KUALA LUMPUR: Malaysian police confiscated 284 designer handbags and 72 suitcases containing cash, jewelry and other valuables Friday as part of a corruption and money-laundering investigation into former Prime Minister Najib Razak.

Commercial crime chief Amar Singh said the valuables were seized in a search that began late Thursday at apartments linked to Najib at an upscale condominium in Kuala Lumpur.

Singh said the seizure was part of investigations into a corruption scandal at the 1MDB state fund, which is also being probed by the US and other countries.

US investigators say Najib's associates stole and laundered $4.5 billion from the fund, some of which landed in Najib's bank account, and that $23 million was used to buy a pink diamond necklace for his wife. Najib, whose coalition was ousted in a stunning election defeat last week, denies any wrongdoing.

Television networks showed police carting away orange boxes containing handbags and luggage of various sizes from the condominium. Each orange box has a label and a picture of the bag.

The labels on some of the boxes seen by The Associated Press describe the bags as a "navy blue crocodile skin with diamond," a "blue with diamonte" crocodile skin Hermes and a gray crocodile skin Hermes. All appeared to be new and were bought abroad, including in Paris and Switzerland in 2013 and 2015.

Singh said the seizure included Birkin Hermes bags, cash in various currencies, watches and a "big amount" of jewelry. Najib's wife, Rosmah Mansor, is known in Malaysia for her love for Birkin bags, which luxury publications say cost from $12,000 to more than $200,000.

Singh declined to say who the apartments belonged. He said the "search was conducted in relevance to our 1MDB investigations."

Police conducted simultaneous raids at several other locations including Najib's family house, his former office as prime minister and an official residence. Documents related to 1MDB were taken from the office and police are still trying to crack open a safe in Najib's house, he said.

He declined to say if the haul would lead to an indictment for Najib. The search for evidence continues, he said.

New Prime Minister Mahathir Mohamad, who led an opposition alliance to victory in May 9 polls that ended the 60-year rule of Najib's coalition, has reopened the probe into 1MDB.

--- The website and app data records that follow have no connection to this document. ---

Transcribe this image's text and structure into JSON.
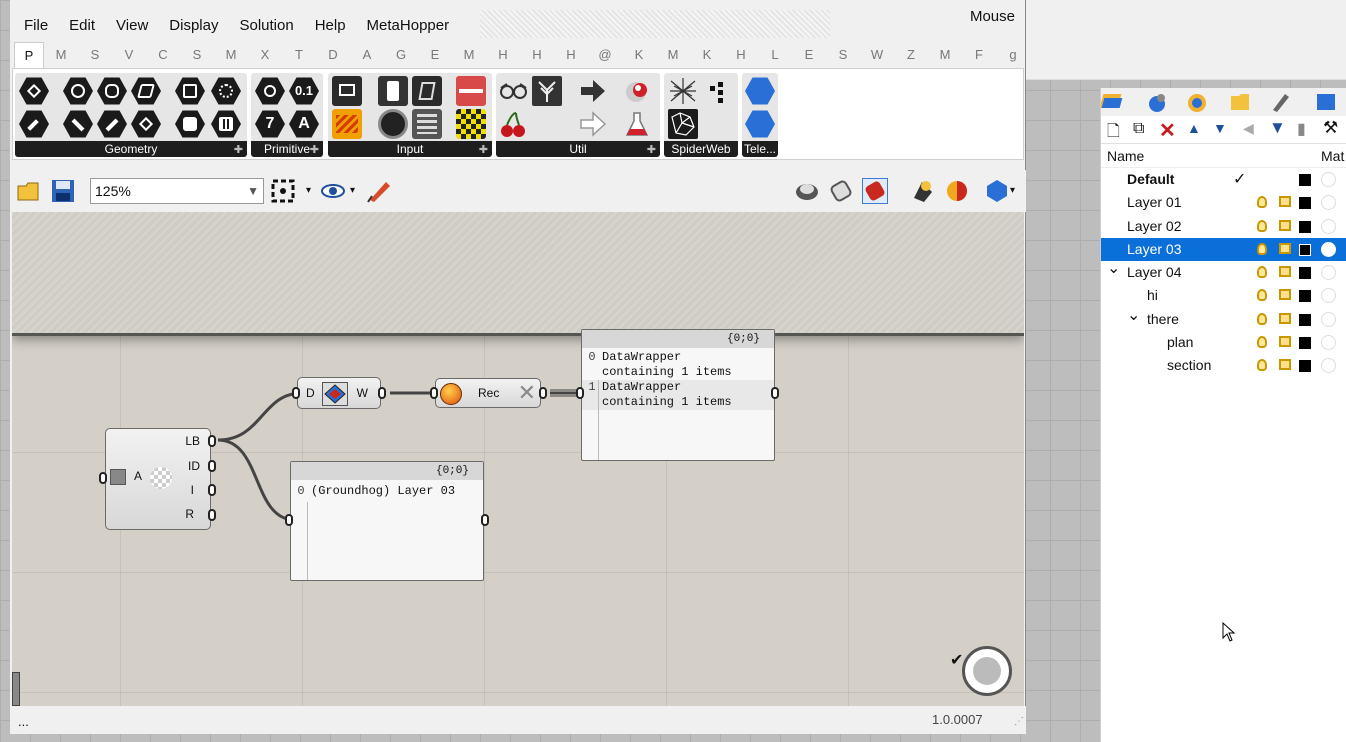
{
  "window": {
    "menus": [
      "File",
      "Edit",
      "View",
      "Display",
      "Solution",
      "Help",
      "MetaHopper"
    ],
    "right_label": "Mouse"
  },
  "tabs": [
    "P",
    "M",
    "S",
    "V",
    "C",
    "S",
    "M",
    "X",
    "T",
    "D",
    "A",
    "G",
    "E",
    "M",
    "H",
    "H",
    "H",
    "@",
    "K",
    "M",
    "K",
    "H",
    "L",
    "E",
    "S",
    "W",
    "Z",
    "M",
    "F",
    "g"
  ],
  "ribbon": {
    "panels": [
      "Geometry",
      "Primitive",
      "Input",
      "Util",
      "SpiderWeb",
      "Tele..."
    ]
  },
  "toolbar": {
    "zoom": "125%"
  },
  "canvas": {
    "layer_node": {
      "input": "A",
      "outputs": [
        "LB",
        "ID",
        "I",
        "R"
      ]
    },
    "wrapper_node": {
      "input": "D",
      "output": "W"
    },
    "record_node": {
      "label": "Rec"
    },
    "panel_top": {
      "path": "{0;0}",
      "rows": [
        {
          "index": "0",
          "text": "DataWrapper\ncontaining 1 items"
        },
        {
          "index": "1",
          "text": "DataWrapper\ncontaining 1 items"
        }
      ]
    },
    "panel_bottom": {
      "path": "{0;0}",
      "rows": [
        {
          "index": "0",
          "text": "(Groundhog) Layer 03"
        }
      ]
    }
  },
  "status": {
    "left": "...",
    "version": "1.0.0007"
  },
  "layers_panel": {
    "columns": {
      "name": "Name",
      "material": "Mat"
    },
    "rows": [
      {
        "name": "Default",
        "indent": 0,
        "bold": true,
        "current": true,
        "selected": false,
        "expanded": null
      },
      {
        "name": "Layer 01",
        "indent": 0,
        "bold": false,
        "current": false,
        "selected": false,
        "expanded": null
      },
      {
        "name": "Layer 02",
        "indent": 0,
        "bold": false,
        "current": false,
        "selected": false,
        "expanded": null
      },
      {
        "name": "Layer 03",
        "indent": 0,
        "bold": false,
        "current": false,
        "selected": true,
        "expanded": null
      },
      {
        "name": "Layer 04",
        "indent": 0,
        "bold": false,
        "current": false,
        "selected": false,
        "expanded": true
      },
      {
        "name": "hi",
        "indent": 1,
        "bold": false,
        "current": false,
        "selected": false,
        "expanded": null
      },
      {
        "name": "there",
        "indent": 1,
        "bold": false,
        "current": false,
        "selected": false,
        "expanded": true
      },
      {
        "name": "plan",
        "indent": 2,
        "bold": false,
        "current": false,
        "selected": false,
        "expanded": null
      },
      {
        "name": "section",
        "indent": 2,
        "bold": false,
        "current": false,
        "selected": false,
        "expanded": null
      }
    ]
  },
  "colors": {
    "selection": "#0a6fd8",
    "canvas": "#d4d0c8"
  }
}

Mahathir, 92, has said an initial investigation showed the scale of wrongdoing by Najib's administration was more serious than thought. He has said that arrests will be made when there is evidence, and there would be "no deal" with Najib. Mahathir was premier for 22 years until 2003 but made a political comeback amid anger over the 1MDB scandal.

Police spent 20 hours beginning late Wednesday searching Najib's house, and his lawyer said items such as handbags and clothing were taken away. Several police cars arrived at Najib's house Friday morning, fueling speculation his arrest may be imminent. Najib and his wife have been barred from traveling overseas.

Mahathir has said the government will seek to retrieve billions of dollars laundered from 1MDB to repay government debts that have piled up over the years. The government has also told the current attorney general, who cleared Najib of wrongdoing in 2016, to go on leave, and has relieved the country's treasury chief, who is also the 1MDB chairman.

The government has set up a five-member committee, including a former attorney general and an adviser to Indonesia's Financial Services Authority, to handle the 1MDB case.